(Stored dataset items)
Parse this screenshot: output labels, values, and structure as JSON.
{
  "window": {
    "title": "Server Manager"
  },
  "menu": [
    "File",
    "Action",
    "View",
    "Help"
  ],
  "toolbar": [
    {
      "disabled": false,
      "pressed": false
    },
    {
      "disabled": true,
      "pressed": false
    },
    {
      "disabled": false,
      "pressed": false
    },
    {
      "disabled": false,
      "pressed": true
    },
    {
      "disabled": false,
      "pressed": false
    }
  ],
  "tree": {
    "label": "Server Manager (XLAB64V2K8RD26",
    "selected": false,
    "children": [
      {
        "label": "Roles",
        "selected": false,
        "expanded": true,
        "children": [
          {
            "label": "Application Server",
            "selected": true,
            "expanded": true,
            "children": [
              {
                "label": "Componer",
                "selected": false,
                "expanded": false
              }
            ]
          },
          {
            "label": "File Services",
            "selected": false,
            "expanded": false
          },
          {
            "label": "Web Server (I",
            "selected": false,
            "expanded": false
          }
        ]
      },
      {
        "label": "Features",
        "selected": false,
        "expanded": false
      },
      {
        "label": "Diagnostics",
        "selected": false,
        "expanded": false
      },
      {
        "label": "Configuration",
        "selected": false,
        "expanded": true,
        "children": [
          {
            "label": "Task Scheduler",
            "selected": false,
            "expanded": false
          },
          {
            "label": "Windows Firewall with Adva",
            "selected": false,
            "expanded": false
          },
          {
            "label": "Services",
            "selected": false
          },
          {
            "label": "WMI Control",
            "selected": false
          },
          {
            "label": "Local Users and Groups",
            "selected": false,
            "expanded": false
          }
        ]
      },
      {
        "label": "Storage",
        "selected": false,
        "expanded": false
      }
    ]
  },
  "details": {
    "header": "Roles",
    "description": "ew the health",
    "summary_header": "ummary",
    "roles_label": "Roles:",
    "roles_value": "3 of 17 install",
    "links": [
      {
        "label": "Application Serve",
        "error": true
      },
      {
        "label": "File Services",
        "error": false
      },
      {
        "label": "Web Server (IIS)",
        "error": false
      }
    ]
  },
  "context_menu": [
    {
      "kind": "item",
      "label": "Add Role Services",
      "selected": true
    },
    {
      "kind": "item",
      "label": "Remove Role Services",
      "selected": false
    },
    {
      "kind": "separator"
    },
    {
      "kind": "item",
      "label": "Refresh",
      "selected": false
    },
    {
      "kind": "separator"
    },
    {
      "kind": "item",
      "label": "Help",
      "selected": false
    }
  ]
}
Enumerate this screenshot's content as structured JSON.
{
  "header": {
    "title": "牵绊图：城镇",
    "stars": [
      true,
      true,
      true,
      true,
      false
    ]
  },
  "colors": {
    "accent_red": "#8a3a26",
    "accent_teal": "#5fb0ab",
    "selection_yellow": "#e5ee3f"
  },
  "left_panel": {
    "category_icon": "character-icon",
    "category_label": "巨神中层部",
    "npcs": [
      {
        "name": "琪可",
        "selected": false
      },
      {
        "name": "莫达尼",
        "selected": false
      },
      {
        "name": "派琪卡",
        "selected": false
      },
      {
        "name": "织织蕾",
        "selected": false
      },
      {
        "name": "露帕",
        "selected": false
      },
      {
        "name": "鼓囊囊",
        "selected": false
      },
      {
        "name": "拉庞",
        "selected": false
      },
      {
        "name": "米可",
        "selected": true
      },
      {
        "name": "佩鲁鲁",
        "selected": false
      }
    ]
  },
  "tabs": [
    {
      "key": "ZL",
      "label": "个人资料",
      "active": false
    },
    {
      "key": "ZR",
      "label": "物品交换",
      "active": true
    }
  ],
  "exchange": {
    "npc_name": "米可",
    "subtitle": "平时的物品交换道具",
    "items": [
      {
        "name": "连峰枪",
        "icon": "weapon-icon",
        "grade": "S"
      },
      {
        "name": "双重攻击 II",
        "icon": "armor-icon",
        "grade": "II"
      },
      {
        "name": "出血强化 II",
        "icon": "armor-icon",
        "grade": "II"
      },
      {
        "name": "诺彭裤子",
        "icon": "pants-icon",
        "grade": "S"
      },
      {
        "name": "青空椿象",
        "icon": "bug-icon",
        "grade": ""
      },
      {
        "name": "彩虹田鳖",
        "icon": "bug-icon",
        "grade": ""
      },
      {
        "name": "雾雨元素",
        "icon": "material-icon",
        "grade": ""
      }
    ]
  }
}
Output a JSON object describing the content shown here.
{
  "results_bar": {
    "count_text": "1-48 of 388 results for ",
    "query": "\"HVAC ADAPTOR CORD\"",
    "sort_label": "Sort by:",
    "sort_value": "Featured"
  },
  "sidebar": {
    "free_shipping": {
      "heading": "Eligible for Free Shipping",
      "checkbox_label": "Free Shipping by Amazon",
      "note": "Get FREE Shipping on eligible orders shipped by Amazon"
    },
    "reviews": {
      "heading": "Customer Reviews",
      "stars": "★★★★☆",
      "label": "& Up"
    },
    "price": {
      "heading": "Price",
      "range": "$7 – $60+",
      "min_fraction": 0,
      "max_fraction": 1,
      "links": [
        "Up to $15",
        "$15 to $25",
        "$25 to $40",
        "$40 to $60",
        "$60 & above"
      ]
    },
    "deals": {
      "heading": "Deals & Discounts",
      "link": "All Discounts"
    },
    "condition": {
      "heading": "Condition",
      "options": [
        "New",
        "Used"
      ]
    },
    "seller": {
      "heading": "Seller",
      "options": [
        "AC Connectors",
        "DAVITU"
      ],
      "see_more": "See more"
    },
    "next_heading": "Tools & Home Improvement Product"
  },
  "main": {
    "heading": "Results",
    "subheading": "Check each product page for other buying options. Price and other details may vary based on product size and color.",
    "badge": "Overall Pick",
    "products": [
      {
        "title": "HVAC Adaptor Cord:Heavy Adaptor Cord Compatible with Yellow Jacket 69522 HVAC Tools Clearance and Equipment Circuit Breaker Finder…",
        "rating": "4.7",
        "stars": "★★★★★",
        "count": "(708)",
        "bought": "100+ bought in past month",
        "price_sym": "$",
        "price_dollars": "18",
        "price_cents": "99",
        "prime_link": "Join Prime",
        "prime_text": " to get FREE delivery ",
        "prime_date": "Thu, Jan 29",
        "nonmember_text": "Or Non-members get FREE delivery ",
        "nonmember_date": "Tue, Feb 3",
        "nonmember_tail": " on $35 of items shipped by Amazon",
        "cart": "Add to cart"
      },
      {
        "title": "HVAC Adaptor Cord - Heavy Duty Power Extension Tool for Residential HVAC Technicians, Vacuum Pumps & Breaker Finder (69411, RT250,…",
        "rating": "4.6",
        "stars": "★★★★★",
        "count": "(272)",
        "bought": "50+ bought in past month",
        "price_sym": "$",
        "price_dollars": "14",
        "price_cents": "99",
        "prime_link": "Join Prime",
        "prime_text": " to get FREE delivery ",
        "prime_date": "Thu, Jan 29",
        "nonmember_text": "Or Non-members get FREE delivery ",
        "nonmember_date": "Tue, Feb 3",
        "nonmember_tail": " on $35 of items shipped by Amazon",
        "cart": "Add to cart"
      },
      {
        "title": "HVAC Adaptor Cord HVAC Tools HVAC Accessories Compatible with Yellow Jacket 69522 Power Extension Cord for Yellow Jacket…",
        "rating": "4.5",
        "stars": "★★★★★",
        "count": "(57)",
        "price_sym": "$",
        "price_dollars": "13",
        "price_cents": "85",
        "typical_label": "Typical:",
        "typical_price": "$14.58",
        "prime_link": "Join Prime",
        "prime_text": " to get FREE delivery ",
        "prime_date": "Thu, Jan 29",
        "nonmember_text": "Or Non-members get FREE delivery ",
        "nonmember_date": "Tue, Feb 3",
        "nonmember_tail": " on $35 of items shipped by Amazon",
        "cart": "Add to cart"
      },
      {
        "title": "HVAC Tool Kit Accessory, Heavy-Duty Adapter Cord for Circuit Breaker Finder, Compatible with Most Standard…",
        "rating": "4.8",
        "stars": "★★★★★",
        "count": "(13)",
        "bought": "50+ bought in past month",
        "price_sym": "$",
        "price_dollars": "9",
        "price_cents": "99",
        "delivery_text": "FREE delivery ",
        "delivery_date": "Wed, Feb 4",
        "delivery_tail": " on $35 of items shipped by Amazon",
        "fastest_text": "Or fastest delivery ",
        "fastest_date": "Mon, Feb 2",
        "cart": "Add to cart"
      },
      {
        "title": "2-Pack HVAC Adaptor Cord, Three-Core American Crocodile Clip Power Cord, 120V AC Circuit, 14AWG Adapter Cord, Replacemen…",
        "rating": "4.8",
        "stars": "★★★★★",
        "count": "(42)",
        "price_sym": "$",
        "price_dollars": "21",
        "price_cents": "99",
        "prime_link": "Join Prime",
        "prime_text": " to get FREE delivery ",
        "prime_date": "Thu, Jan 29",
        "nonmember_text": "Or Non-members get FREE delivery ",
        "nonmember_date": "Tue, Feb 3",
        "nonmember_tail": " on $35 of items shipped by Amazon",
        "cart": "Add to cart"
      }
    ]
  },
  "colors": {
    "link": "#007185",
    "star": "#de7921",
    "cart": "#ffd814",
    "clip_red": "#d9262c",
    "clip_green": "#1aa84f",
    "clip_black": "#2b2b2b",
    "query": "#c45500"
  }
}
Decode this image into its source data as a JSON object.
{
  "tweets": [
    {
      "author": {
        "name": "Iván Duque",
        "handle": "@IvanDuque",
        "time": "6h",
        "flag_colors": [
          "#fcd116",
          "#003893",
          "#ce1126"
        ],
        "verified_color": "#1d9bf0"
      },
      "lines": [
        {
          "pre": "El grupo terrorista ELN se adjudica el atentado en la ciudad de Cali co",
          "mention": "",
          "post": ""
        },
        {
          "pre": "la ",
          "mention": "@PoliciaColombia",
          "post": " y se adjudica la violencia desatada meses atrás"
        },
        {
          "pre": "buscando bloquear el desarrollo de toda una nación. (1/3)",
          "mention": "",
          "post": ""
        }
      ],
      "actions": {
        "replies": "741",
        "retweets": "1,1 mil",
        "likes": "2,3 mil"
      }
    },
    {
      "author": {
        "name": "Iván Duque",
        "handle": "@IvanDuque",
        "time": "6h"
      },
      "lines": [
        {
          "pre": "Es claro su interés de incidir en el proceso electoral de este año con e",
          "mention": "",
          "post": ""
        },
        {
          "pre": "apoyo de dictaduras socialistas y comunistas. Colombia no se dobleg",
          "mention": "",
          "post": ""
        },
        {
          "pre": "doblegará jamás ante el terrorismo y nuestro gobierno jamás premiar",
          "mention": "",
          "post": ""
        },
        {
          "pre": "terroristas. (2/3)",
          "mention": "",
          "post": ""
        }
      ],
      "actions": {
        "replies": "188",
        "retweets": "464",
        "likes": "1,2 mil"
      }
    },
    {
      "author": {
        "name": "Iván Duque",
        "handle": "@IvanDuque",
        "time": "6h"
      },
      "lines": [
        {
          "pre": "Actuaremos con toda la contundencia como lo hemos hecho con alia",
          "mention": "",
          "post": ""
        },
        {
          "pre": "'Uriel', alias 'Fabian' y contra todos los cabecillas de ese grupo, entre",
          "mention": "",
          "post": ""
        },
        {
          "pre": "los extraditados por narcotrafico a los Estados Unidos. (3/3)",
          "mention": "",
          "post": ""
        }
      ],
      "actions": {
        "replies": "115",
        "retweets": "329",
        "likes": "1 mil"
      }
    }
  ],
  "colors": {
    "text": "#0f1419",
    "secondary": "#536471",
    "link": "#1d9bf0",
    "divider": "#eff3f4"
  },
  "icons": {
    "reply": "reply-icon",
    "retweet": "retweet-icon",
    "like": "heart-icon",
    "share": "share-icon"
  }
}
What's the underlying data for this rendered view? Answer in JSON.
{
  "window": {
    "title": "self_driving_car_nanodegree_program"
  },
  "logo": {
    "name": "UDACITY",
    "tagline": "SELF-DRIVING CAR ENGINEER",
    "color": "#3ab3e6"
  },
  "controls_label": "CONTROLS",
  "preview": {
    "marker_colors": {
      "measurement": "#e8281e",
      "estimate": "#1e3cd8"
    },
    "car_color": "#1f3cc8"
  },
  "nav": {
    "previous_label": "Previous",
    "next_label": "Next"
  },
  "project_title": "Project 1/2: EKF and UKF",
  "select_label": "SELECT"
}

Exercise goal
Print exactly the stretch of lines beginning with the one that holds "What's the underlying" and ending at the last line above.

Response area
What's the underlying data for this rendered view? Answer in JSON.
{
  "window": {
    "title": "self_driving_car_nanodegree_program"
  },
  "logo": {
    "name": "UDACITY",
    "tagline": "SELF-DRIVING CAR ENGINEER",
    "color": "#3ab3e6"
  },
  "controls_label": "CONTROLS",
  "preview": {
    "marker_colors": {
      "measurement": "#e8281e",
      "estimate": "#1e3cd8"
    },
    "car_color": "#1f3cc8"
  },
  "nav": {
    "previous_label": "Previous",
    "next_label": "Next"
  },
  "project_title": "Project 1/2: EKF and UKF",
  "select_label": "SELECT"
}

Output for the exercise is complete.